The role of a nurse practitioner
Jacqueline Agenbroad is a women’s health care nurse practitioner at the Women’s Center at Banner Good Samaritan Medical Center in Phoenix, Ariz.
Question: My physician’s office recently added a nurse practitioner to the staff. What kind of training is required for a nurse practitioner, and what medical care can he or she provide?
Answer: Though many patients are accustomed to seeing a doctor for their care, nurse practitioners are rapidly becoming an important part of health care and can provide many of the same services that physicians offer. Today, there are nearly 150,000 nurse practitioners in the U.S. who focus on a variety of specialties, including family health, prenatal care, routine women’s care and pediatrics.

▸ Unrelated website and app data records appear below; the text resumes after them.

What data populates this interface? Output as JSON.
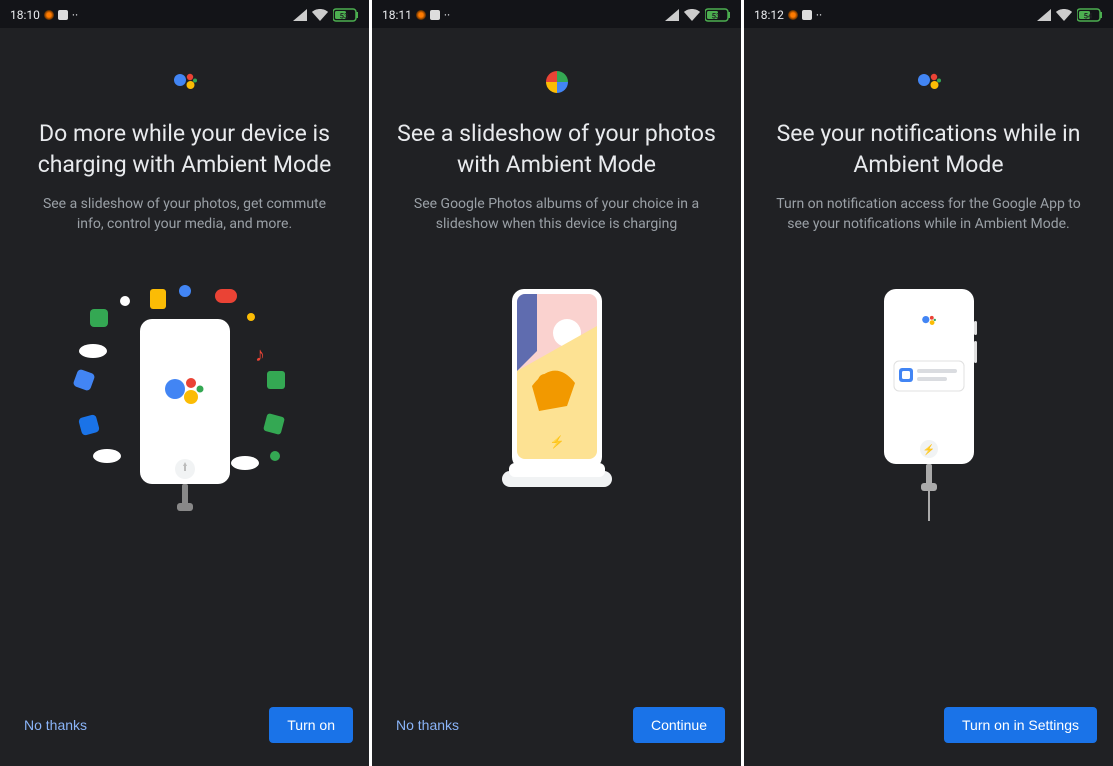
{
  "screens": [
    {
      "status": {
        "time": "18:10",
        "battery": "53"
      },
      "icon": "assistant-icon",
      "title": "Do more while your device is charging with Ambient Mode",
      "subtitle": "See a slideshow of your photos, get commute info, control your media, and more.",
      "secondary_label": "No thanks",
      "primary_label": "Turn on"
    },
    {
      "status": {
        "time": "18:11",
        "battery": "53"
      },
      "icon": "photos-icon",
      "title": "See a slideshow of your photos with Ambient Mode",
      "subtitle": "See Google Photos albums of your choice in a slideshow when this device is charging",
      "secondary_label": "No thanks",
      "primary_label": "Continue"
    },
    {
      "status": {
        "time": "18:12",
        "battery": "54"
      },
      "icon": "assistant-icon",
      "title": "See your notifications while in Ambient Mode",
      "subtitle": "Turn on notification access for the Google App to see your notifications while in Ambient Mode.",
      "secondary_label": "",
      "primary_label": "Turn on in Settings"
    }
  ]
}
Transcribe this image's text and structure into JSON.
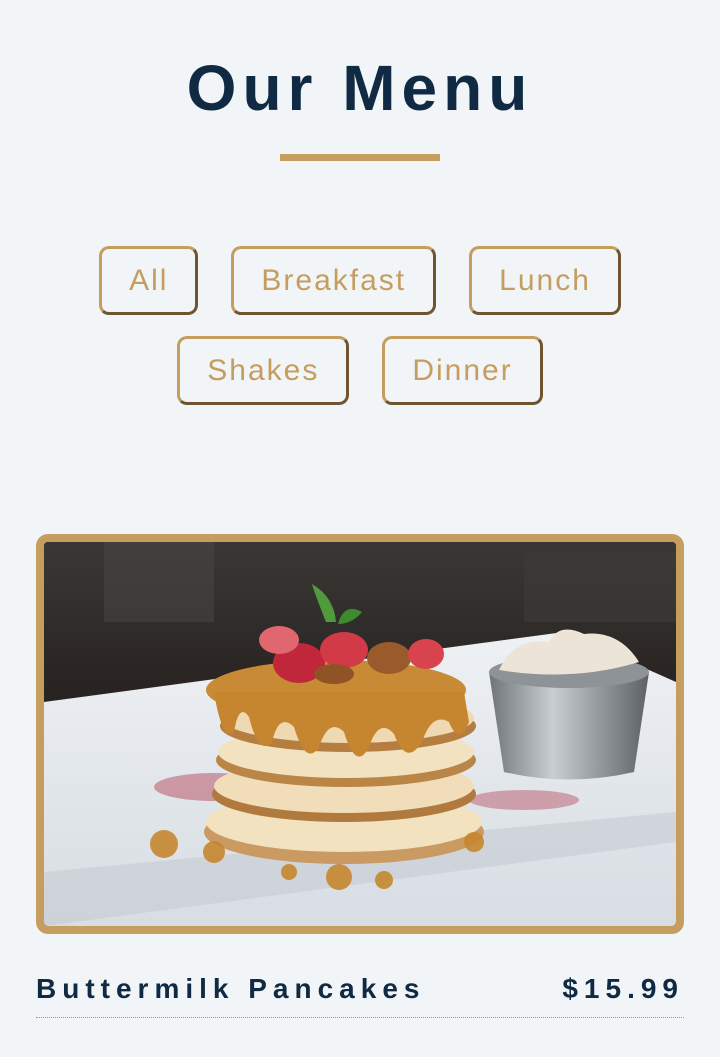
{
  "header": {
    "title": "Our Menu"
  },
  "filters": [
    {
      "label": "All"
    },
    {
      "label": "Breakfast"
    },
    {
      "label": "Lunch"
    },
    {
      "label": "Shakes"
    },
    {
      "label": "Dinner"
    }
  ],
  "menu_item": {
    "name": "Buttermilk Pancakes",
    "price": "$15.99"
  },
  "colors": {
    "accent": "#c59d5f",
    "heading": "#102a43",
    "background": "#f1f5f8"
  }
}
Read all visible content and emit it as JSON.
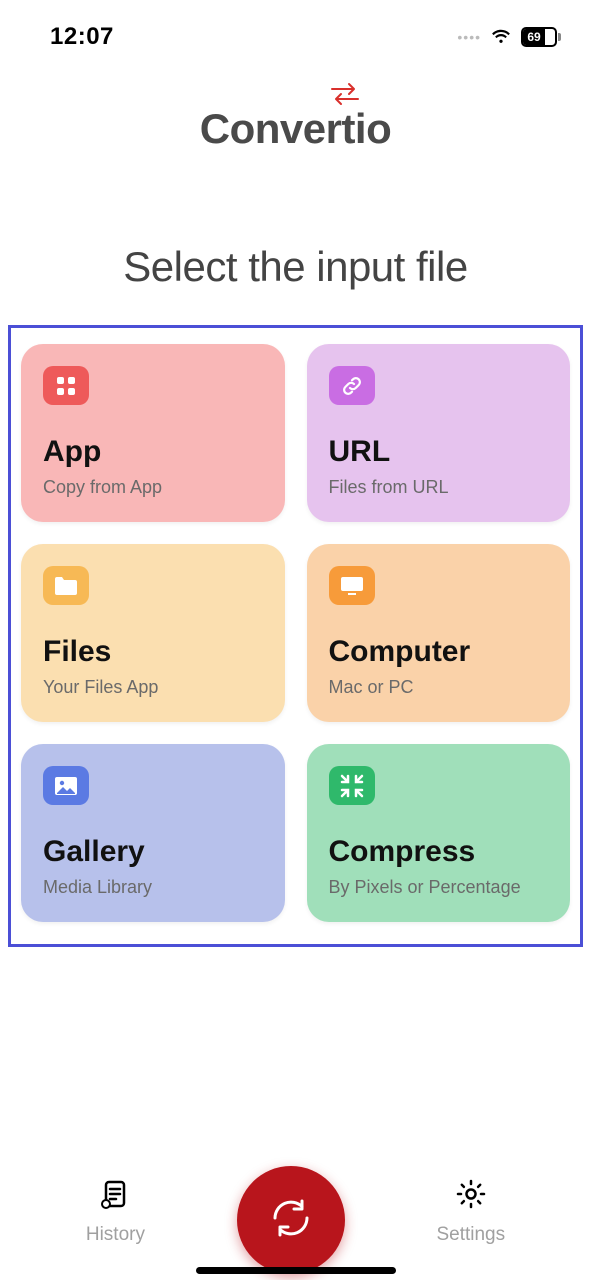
{
  "status": {
    "time": "12:07",
    "battery": "69"
  },
  "logo": {
    "text": "Convertio"
  },
  "title": "Select the input file",
  "cards": {
    "app": {
      "title": "App",
      "sub": "Copy from App"
    },
    "url": {
      "title": "URL",
      "sub": "Files from URL"
    },
    "files": {
      "title": "Files",
      "sub": "Your Files App"
    },
    "computer": {
      "title": "Computer",
      "sub": "Mac or PC"
    },
    "gallery": {
      "title": "Gallery",
      "sub": "Media Library"
    },
    "compress": {
      "title": "Compress",
      "sub": "By Pixels or Percentage"
    }
  },
  "tabs": {
    "history": "History",
    "settings": "Settings"
  }
}
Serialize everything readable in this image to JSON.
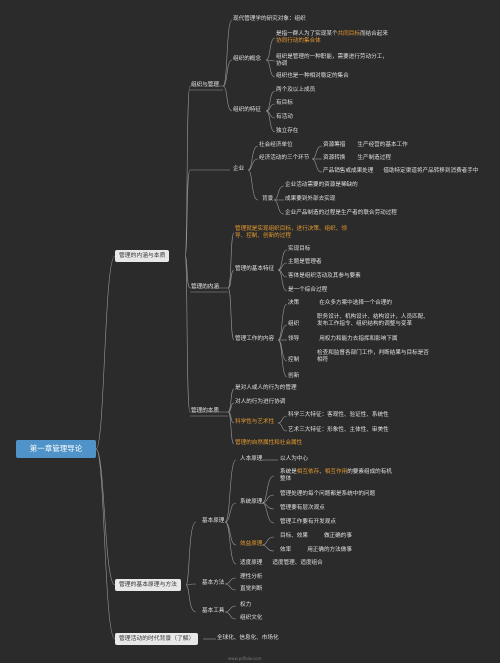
{
  "root": "第一章管理导论",
  "level1": [
    "管理的内涵与本质",
    "管理的基本原理与方法",
    "管理活动的时代背景（了解）"
  ],
  "mgmt_concept": {
    "title": "组织与管理",
    "modern_object": "现代管理学的研究对象：组织",
    "concept_title": "组织的概念",
    "concept_items": [
      "是指一群人为了实现某个",
      "共同目标",
      "而结合起来",
      "协同行动的集合体",
      "组织是管理的一种职能，需要进行劳动分工，",
      "协调",
      "组织也是一种相对稳定的集合"
    ],
    "feature_title": "组织的特征",
    "features": [
      "两个及以上成员",
      "有目标",
      "有活动",
      "独立存在"
    ]
  },
  "enterprise": {
    "title": "企业",
    "unit": "社会经济单位",
    "three_links": "经济活动的三个环节",
    "links": [
      {
        "a": "资源筹措",
        "b": "生产经营的基本工作"
      },
      {
        "a": "资源转换",
        "b": "生产制造过程"
      },
      {
        "a": "产品销售或成果处理",
        "b": "借助特定渠道将产品转移到消费者手中"
      }
    ],
    "bg_title": "背景",
    "bg_items": [
      "企业活动需要的资源是稀缺的",
      "成果要到外部去实现",
      "企业产品制造的过程是生产者的联合劳动过程"
    ]
  },
  "mgmt_content": {
    "title": "管理的内涵",
    "definition": [
      "管理就是实现组织目标，进行决策、组织、领",
      "导、控制、创新的过程"
    ],
    "basic_title": "管理的基本特征",
    "basic_items": [
      "实现目标",
      "主题是管理者",
      "客体是组织活动及其参与要素",
      "是一个综合过程"
    ],
    "work_title": "管理工作的内容",
    "work": [
      {
        "k": "决策",
        "v": "在众多方案中选择一个合理的"
      },
      {
        "k": "组织",
        "v": [
          "职务设计、机构设计、结构设计，人员匹配、",
          "发布工作指令、组织结构的调整与变革"
        ]
      },
      {
        "k": "领导",
        "v": "用权力和能力去指挥和影响下属"
      },
      {
        "k": "控制",
        "v": [
          "检查和监督各部门工作，判断结果与目标是否",
          "相符"
        ]
      },
      {
        "k": "创新",
        "v": ""
      }
    ]
  },
  "mgmt_essence": {
    "title": "管理的本质",
    "items": [
      "是对人或人的行为的管理",
      "对人的行为进行协调"
    ],
    "sci_art_title": "科学性与艺术性",
    "sci": "科学三大特征：客观性、验证性、系统性",
    "art": "艺术三大特征：形象性、主体性、审美性",
    "attr": "管理的自然属性和社会属性"
  },
  "principles": {
    "title": "基本原理",
    "human_title": "人本原理",
    "human_item": "以人为中心",
    "system_title": "系统原理",
    "system_items": [
      "系统是",
      "相互依存",
      "、",
      "相互作用",
      "的要素组成的有机",
      "整体",
      "管理处理的每个问题都是系统中的问题",
      "管理要有层次观点",
      "管理工作要有开发观点"
    ],
    "benefit_title": "效益原理",
    "benefit_items": [
      {
        "k": "目标、效果",
        "v": "做正确的事"
      },
      {
        "k": "效率",
        "v": "用正确的方法做事"
      }
    ],
    "fit_title": "适度原理",
    "fit_item": "适度管理、适度组合"
  },
  "methods": {
    "title": "基本方法",
    "items": [
      "理性分析",
      "直觉判断"
    ]
  },
  "tools": {
    "title": "基本工具",
    "items": [
      "权力",
      "组织文化"
    ]
  },
  "era": "全球化、信息化、市场化",
  "footer": "www.pdfaiw.com"
}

Nurse practitioners (NPs) are registered nurses who have undergone additional training to expand their knowledge in the areas of diagnosis and treatment. They have master’s degrees in their chosen specialty, and generally focus on accommodating basic health care needs, like assisting patients with disease management and promoting healthy lifestyles and illness prevention.
While NPs are not typically involved in curing complex medical conditions, they do evaluate, diagnose and treat acute and chronic illnesses, and can prescribe medications and other therapies in a variety of health care settings. More than one-third of licensed NPs work in physician offices, and others provide care through public health organizations, community centers, schools and hospitals.
NPs are a cost-effective and vital part of today’s health care team, and their participation in patient care will continue to expand as demand for quality health care grows. The addition of a nurse practitioner to your doctor’s staff gives you access to yet another medical expert, making it easier for you to receive care when you need it.